Monday, April 11, 2011

Rare Facial Replantation Performed at UAMS
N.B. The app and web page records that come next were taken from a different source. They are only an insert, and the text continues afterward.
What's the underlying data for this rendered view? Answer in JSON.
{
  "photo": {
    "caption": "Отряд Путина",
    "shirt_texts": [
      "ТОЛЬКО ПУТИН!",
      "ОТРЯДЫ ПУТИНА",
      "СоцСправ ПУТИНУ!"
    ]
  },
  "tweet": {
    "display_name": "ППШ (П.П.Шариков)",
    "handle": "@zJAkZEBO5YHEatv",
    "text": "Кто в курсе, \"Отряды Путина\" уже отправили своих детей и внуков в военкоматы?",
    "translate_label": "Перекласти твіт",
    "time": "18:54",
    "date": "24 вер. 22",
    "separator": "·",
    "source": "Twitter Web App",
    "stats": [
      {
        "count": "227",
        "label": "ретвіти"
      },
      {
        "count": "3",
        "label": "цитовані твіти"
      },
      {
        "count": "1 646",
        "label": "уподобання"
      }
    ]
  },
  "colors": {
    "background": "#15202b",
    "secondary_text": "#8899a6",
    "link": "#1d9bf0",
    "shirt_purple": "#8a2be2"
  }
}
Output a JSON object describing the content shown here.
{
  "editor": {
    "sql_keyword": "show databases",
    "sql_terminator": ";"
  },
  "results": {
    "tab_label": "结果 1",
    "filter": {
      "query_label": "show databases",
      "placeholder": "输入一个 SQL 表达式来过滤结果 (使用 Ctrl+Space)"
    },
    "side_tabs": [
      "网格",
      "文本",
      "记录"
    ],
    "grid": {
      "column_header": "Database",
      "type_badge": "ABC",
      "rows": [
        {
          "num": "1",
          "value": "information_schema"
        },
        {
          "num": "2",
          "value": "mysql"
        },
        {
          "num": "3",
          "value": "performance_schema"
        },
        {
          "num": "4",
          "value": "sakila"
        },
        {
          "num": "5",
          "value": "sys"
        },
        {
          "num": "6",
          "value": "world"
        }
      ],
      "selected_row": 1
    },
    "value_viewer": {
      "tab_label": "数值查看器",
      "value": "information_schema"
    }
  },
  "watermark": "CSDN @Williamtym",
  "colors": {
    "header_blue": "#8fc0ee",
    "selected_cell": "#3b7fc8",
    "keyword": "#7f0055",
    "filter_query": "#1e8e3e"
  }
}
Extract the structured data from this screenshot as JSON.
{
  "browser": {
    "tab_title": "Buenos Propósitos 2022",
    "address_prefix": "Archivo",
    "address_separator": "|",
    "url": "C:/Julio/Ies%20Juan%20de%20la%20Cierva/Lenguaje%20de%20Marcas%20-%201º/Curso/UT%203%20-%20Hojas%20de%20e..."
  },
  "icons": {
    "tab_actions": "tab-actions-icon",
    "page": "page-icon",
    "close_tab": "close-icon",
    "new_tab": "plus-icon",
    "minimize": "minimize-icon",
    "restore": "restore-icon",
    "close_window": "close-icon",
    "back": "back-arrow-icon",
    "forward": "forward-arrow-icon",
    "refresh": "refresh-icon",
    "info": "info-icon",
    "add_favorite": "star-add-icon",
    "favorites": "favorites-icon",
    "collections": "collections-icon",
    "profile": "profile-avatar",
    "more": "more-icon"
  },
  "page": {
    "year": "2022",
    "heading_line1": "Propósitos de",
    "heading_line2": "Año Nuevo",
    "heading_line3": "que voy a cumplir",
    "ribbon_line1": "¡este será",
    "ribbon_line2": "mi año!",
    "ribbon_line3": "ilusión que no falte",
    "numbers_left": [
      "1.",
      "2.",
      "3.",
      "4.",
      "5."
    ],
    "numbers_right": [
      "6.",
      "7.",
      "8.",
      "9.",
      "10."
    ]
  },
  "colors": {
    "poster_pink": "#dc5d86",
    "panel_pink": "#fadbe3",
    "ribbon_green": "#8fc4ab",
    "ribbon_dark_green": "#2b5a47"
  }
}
UAMS mails out a publication called UAMS Consult a few times each year. I found a pdf file of their March 2007 issue online (no longer active, 2013) but couldn’t find the current one with this case report. So I’m taking the liberty (they may ask me to take it down) to publish it here.
The 20-year-old patient presented to the UAMS Emergency Department via ambulance from Malvern, about 50 miles away. The patient’s nose, upper lip and most of his right cheek were amputated by the edge of a hollow metal pole that came through the patient’s windshield during the single-vehicle rollover accident. He also had multiple facial fractures with extensive damage to the palate and teeth.
At the accident site, the property owner directed emergency responders to the severed portion of the patient’s face some distance from the vehicle. The avulsed tissue was properly stored and brought to the ED along with the patient.
Only One Choice
Mauricio Moreno, MD, director of the UAMS Head and Neck Cancer Division and a fellowship-trained microvacsular surgeon, saw the patient in the ED and determined that the only choice was to attempt one of the largest known composite facial replantation surgeries in medical literature.
The ischemia time was critical to the outcome since most successful replantations of facial tissues are performed in less than 8 hours. Due to inclement weather, an effort to fly the patient to UAMS had been aborted, and nearly six hours had passed when the patient was taken to surgery.
Without a successful replantation, the patient’s prognosis was poor for both function and appearance. No amount of plastic and reconstructive surgery would provide a cosmetically satisfactory result, and the patient’s ability to eat, drink, or speak would be severely affected.
Prior to surgery, Moreno consulted with UAMS’ Marcus Moody, MD, a facial plastic and reconstructive surgery specialist, who agreed that the facial bone fractures could be repaired at a later date.
The Challenge
Success depended on reintroducing blood supply via a microvascular anastomosis of the facial artery to the angular artery and microvascular anastomosis of the retromandibular vein to the facial vein. Given the nature of the injury, the vessels were severely damaged at the point where they were transected. In order to overcome this problem the vessels were dissected from the transection site until they appeared less damaged, and the anastomosis was made at that point. This was one of the most technically challenging aspects of the case. Very short vessels forced the release of some tissues in the face and neck in order to achieve a tension-free anastomosis.
Moreno worked as quickly as possible, completing the replantation in about two hours, maintaining the total ischemia time just under eight hours.
Six days after surgery, while the patient remained sedated in the ICU, the retromandibular vein thrombosed and the patient was taken back into surgery to repair the clotted vessel. Two days later the same vessel thrombosed again requiring a third – and final – microsurgical procedure.
The episodes of thrombosis likely were related to the vessel trauma that resulted from the accident.
Leeches Help
Because the tissue was unable to accommodate the increased blood flow, medical leeches were flown to UAMS and applied to the replanted tissue for 72 hours. The leeches corrected the venous insufficiency, which can have the same deleterious effect as when replanted tissue gets too little blood supply.
The replantation was a success. It appears to be the largest composite nasal replantation in the medical literature of about 15 cases described worldwide.
Ninety percent of the tissue survived; only a small portion of the patient’s nose and right cheek did not survive, but that tissue can be replaced.
The patient lost vision in his right eye, and the right side of his face is paralyzed as a result of the trauma. Multiple procedures will be needed to repair the numerous facial fractures, restore facial symmetry and achieve the best possible cosmetic and functional outcome.
Kudos to UAMS.


Chrysalis said...

What an amazing thing. That poor man. I am just amazed at the things that are being done today. Can you imagine trying to do this?

mary beth said...

WOW! Amazing. Thanks for posting this.

Cynthia Bailey MD said...

This is truly amazing. Thanks for putting it on your blog where I could see it.